Students must vote Nov. 2 to have their voices heard in the midterm elections.
Only 8 percent of party chairs in 2008 identified young people as the most important demographic for the “long-term success of their party,” compared to 21 percent who named senior citizens most important, according to CivicYouth.org.
Voter turnout for any given demographic correlates largely with how well that group will be represented. In 2008, it was hard to turn a corner on Main Campus without hearing “Are you registered to vote on campus?”
But students aren’t as enthusiastic about state and local elections for multiple reasons, ranging from the voter’s registration processing problems to political awareness and discouragement from the political process.
According to Project Vote, a national nonpartisan, nonprofit organization that works on voter mobility, voters ages 18 to 29 make up 21 percent of the eligible voter population. But in the 2008 elections, young voters made up 17 percent of the voting population – which is a 2.2 million increase in voters under age 30 since 2004, according to CivicYouth.org. In the 2008 election, 5 percent of African-American youth voted, the highest turnout rate for any 18- to 24-year-old racial or ethnic group since 1972.
However, in the 2009 elections, WHYY reported Philadelphia had a 12 percent voter turnout, only one-fifth of the 2008 turnout. In “Hanging on to the youth vote” [Page 1], The Temple News reports on the impact and stakes of the youth vote in the 2010 elections.
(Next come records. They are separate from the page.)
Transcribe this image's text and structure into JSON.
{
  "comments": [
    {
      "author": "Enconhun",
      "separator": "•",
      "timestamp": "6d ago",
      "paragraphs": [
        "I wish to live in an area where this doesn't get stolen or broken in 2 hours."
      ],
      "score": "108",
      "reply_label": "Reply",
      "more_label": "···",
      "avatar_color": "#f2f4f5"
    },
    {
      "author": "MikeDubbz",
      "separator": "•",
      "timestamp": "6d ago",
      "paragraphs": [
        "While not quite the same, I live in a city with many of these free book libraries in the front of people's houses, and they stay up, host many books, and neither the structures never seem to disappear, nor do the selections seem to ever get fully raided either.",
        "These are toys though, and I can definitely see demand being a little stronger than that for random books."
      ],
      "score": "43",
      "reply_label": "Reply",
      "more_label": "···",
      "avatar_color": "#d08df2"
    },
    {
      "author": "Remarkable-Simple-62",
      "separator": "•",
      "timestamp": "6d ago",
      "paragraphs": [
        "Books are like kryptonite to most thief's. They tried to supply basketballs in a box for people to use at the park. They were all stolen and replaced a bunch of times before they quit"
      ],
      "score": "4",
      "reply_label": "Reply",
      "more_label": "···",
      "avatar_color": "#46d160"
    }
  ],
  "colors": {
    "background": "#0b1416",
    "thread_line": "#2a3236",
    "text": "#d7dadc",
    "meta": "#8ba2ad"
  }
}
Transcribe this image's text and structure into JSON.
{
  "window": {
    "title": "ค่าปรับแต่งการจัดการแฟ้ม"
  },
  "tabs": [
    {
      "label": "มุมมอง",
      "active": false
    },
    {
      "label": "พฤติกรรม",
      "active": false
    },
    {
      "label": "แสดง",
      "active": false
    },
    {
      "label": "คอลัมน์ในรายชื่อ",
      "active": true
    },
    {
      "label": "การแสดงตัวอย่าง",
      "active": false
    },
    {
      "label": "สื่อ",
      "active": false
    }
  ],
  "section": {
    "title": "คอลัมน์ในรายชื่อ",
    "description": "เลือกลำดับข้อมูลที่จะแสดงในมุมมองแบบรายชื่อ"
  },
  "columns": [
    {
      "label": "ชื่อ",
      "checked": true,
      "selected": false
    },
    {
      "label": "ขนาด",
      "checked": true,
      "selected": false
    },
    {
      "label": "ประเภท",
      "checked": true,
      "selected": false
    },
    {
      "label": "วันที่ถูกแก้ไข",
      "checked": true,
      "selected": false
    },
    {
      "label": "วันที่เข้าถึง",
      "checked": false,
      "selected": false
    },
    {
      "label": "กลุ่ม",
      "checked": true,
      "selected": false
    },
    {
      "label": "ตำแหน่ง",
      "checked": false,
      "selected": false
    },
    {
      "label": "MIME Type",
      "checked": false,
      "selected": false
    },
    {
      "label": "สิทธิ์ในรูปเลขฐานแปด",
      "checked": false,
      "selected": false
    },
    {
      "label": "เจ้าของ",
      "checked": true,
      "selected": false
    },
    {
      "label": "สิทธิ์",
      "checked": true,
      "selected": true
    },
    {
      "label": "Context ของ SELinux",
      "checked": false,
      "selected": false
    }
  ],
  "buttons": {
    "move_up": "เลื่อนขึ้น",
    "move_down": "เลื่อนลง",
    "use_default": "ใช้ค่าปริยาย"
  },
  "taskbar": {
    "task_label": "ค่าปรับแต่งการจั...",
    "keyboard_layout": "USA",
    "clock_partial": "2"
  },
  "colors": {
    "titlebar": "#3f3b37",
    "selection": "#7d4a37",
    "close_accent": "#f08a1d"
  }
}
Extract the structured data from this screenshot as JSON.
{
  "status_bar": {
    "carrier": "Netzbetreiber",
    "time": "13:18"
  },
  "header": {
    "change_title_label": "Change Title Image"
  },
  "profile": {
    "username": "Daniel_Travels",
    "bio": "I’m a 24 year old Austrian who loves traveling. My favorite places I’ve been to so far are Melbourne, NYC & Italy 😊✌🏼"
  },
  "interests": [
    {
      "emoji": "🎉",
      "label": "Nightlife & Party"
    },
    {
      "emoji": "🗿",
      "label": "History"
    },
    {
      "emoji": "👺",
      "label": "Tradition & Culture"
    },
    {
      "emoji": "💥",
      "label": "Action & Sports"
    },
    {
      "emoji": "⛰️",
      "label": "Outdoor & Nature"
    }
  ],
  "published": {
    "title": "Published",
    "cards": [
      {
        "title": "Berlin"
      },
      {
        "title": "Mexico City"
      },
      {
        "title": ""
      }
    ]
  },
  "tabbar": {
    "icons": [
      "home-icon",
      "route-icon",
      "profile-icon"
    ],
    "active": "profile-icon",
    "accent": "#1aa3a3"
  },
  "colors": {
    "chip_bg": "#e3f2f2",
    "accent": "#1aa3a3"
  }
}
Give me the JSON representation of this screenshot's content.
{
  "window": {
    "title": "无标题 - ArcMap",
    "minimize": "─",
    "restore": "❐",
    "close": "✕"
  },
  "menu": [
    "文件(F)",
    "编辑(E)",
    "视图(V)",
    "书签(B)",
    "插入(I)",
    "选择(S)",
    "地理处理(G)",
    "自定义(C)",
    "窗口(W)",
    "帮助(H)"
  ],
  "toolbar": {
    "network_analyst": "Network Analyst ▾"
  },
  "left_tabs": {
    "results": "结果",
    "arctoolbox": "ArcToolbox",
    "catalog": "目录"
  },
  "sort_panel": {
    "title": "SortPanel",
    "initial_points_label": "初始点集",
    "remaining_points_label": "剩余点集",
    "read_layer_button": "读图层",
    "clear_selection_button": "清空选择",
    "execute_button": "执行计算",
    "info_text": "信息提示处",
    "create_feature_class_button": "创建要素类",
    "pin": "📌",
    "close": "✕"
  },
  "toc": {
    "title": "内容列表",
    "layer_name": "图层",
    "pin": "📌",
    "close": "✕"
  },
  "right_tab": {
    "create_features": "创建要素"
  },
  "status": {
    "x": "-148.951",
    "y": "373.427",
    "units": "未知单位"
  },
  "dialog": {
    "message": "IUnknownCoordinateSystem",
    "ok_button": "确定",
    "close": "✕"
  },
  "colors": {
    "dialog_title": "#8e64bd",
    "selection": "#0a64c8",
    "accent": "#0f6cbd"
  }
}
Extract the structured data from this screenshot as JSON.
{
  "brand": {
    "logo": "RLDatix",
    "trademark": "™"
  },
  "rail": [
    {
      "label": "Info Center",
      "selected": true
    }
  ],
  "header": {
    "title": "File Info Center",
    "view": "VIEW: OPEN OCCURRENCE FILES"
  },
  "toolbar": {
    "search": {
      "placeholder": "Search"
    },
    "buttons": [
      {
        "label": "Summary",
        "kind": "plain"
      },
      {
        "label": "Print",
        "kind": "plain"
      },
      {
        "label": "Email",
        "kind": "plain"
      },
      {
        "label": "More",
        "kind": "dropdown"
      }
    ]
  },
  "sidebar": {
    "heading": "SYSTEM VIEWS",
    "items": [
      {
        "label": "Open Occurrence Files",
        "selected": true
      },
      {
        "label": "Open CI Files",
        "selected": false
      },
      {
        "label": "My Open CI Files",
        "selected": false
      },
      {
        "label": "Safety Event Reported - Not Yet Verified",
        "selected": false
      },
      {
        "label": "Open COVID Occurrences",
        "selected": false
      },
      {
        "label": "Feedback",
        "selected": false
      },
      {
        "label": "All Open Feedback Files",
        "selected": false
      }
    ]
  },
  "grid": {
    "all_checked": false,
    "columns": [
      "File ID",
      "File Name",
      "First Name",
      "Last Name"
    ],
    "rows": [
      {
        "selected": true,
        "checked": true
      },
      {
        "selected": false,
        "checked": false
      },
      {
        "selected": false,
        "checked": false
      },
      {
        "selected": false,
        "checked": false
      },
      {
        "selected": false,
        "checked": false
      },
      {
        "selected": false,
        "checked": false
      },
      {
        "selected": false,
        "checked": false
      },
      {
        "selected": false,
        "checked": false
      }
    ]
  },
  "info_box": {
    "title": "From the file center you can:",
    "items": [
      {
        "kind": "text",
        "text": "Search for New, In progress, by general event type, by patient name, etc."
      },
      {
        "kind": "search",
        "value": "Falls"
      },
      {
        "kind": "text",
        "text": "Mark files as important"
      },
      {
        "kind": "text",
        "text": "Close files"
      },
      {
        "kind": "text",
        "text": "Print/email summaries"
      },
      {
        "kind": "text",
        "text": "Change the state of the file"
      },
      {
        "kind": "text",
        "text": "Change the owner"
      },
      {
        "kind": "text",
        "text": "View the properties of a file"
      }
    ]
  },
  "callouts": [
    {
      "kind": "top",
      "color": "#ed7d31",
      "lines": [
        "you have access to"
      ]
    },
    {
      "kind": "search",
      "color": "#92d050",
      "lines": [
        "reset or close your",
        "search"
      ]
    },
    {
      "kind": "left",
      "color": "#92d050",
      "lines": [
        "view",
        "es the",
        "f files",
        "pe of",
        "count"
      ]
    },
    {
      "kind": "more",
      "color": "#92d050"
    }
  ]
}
Midterm and local elections are important for everyone, but in this election, there is a more specific stake for Temple students in particular. The amount Temple receives in commonwealth appropriations from the state will largely be determined by the next governor. The Temple News encourages all students, regardless of political affiliation, to get to the polls and vote on Nov. 2.